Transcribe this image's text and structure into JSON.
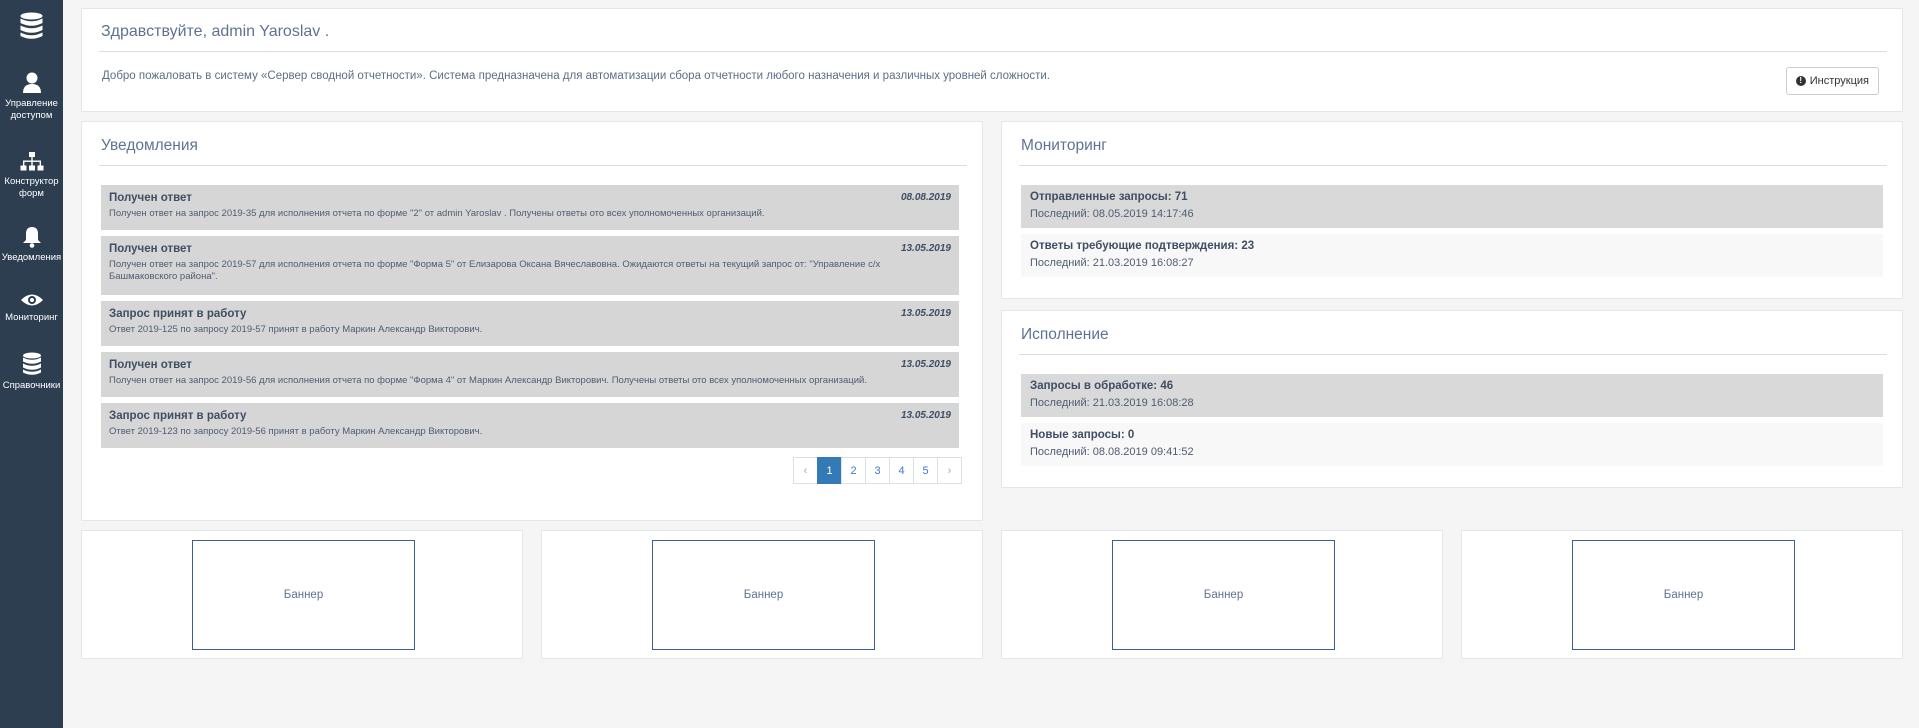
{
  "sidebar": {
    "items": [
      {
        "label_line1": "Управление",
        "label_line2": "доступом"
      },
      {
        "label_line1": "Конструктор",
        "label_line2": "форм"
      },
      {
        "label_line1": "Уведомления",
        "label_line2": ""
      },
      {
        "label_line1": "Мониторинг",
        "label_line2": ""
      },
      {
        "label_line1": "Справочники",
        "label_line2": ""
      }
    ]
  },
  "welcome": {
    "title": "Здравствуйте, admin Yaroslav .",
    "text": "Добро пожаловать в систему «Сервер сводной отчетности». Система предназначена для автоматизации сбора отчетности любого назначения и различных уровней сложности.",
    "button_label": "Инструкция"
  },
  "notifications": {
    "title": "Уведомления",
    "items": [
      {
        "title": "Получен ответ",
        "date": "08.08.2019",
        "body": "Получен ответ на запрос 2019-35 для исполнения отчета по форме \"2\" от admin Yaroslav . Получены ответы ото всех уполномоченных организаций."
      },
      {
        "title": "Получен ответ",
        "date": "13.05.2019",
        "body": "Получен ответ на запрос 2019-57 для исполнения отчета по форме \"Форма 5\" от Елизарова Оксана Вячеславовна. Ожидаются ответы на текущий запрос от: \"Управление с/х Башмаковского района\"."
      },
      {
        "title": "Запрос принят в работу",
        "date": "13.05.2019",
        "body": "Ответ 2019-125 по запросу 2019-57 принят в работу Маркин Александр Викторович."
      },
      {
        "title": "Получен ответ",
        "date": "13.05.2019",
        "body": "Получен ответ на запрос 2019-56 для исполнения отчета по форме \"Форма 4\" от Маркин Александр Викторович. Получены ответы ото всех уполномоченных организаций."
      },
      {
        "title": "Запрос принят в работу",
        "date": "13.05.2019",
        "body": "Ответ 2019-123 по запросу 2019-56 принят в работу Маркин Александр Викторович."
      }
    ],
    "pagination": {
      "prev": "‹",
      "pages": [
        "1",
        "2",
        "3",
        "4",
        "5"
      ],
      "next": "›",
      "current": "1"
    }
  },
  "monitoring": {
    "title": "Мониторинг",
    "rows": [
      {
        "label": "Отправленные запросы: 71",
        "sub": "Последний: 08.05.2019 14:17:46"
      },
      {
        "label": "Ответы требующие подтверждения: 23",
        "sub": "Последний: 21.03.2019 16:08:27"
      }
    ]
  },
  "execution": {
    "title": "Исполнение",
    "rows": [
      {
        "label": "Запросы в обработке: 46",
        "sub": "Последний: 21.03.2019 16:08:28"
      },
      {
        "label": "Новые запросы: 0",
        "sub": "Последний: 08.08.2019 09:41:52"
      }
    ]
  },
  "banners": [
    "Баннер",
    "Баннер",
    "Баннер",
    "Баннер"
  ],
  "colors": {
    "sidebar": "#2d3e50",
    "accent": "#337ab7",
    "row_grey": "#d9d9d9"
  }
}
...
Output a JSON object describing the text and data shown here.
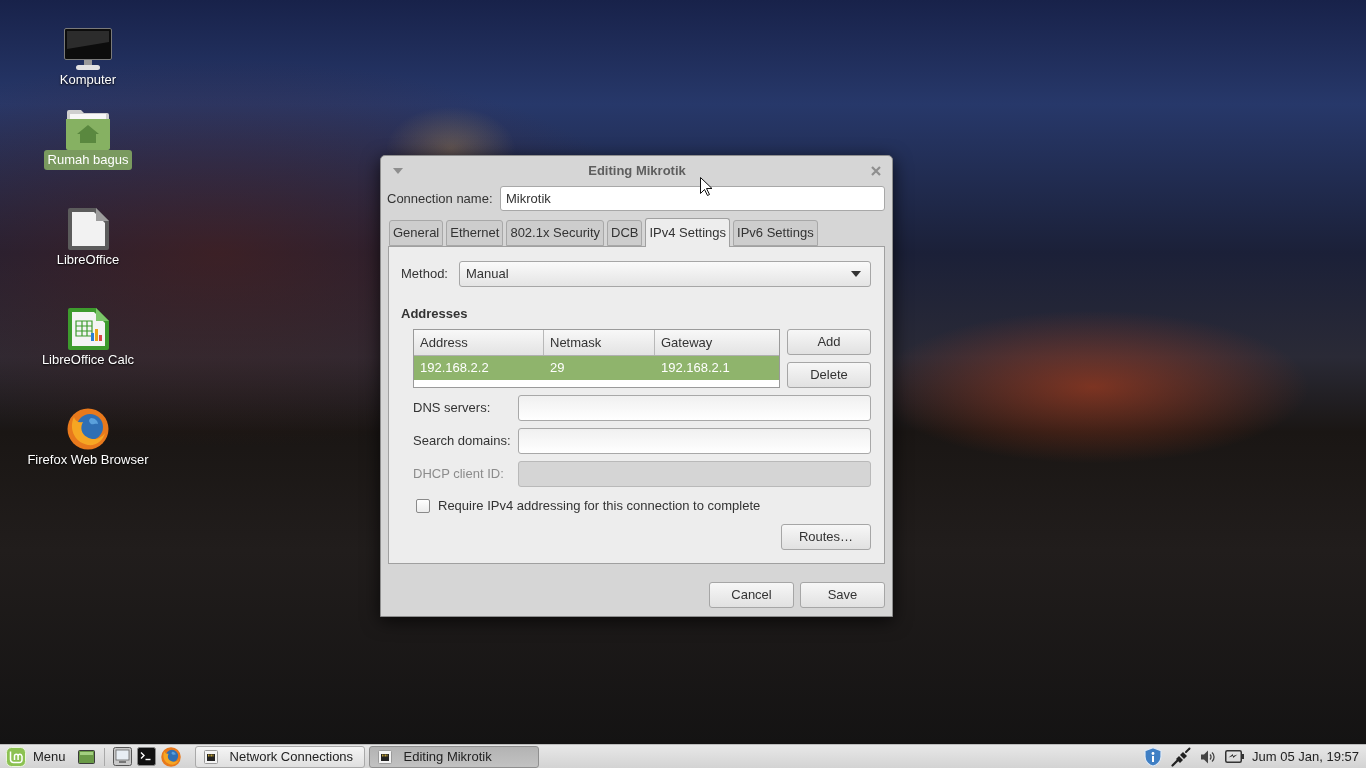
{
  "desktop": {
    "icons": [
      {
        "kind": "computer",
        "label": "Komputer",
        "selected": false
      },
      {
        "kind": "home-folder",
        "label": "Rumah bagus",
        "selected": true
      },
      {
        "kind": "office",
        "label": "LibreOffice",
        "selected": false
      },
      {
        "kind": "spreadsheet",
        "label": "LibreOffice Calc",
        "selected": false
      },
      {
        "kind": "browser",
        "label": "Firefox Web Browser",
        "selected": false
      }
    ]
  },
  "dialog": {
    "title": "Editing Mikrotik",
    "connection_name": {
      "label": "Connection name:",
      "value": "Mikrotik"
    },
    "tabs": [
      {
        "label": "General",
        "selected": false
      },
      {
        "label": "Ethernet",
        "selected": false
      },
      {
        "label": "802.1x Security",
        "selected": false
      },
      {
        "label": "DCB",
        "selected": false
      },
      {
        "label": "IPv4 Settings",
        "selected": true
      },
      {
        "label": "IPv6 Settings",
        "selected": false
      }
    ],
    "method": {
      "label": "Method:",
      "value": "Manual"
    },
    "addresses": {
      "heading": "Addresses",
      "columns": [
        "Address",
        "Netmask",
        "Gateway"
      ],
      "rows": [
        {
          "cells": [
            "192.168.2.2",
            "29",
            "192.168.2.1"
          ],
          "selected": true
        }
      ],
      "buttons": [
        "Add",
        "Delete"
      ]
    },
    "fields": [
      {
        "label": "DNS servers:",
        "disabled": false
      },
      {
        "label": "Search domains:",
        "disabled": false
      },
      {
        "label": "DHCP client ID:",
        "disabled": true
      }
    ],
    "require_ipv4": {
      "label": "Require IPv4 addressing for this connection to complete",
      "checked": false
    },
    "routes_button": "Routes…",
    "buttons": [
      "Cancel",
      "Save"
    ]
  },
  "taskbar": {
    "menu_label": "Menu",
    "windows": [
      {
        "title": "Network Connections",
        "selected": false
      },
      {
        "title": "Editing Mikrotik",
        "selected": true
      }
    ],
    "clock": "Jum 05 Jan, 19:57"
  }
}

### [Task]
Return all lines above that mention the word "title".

### [Task solution]
    "title": "Здравствуйте, admin Yaroslav .",
    "title": "Уведомления",
        "title": "Получен ответ",
        "title": "Получен ответ",
        "title": "Запрос принят в работу",
        "title": "Получен ответ",
        "title": "Запрос принят в работу",
    "title": "Мониторинг",
    "title": "Исполнение",
    "title": "Editing Mikrotik",
        "title": "Network Connections",
        "title": "Editing Mikrotik",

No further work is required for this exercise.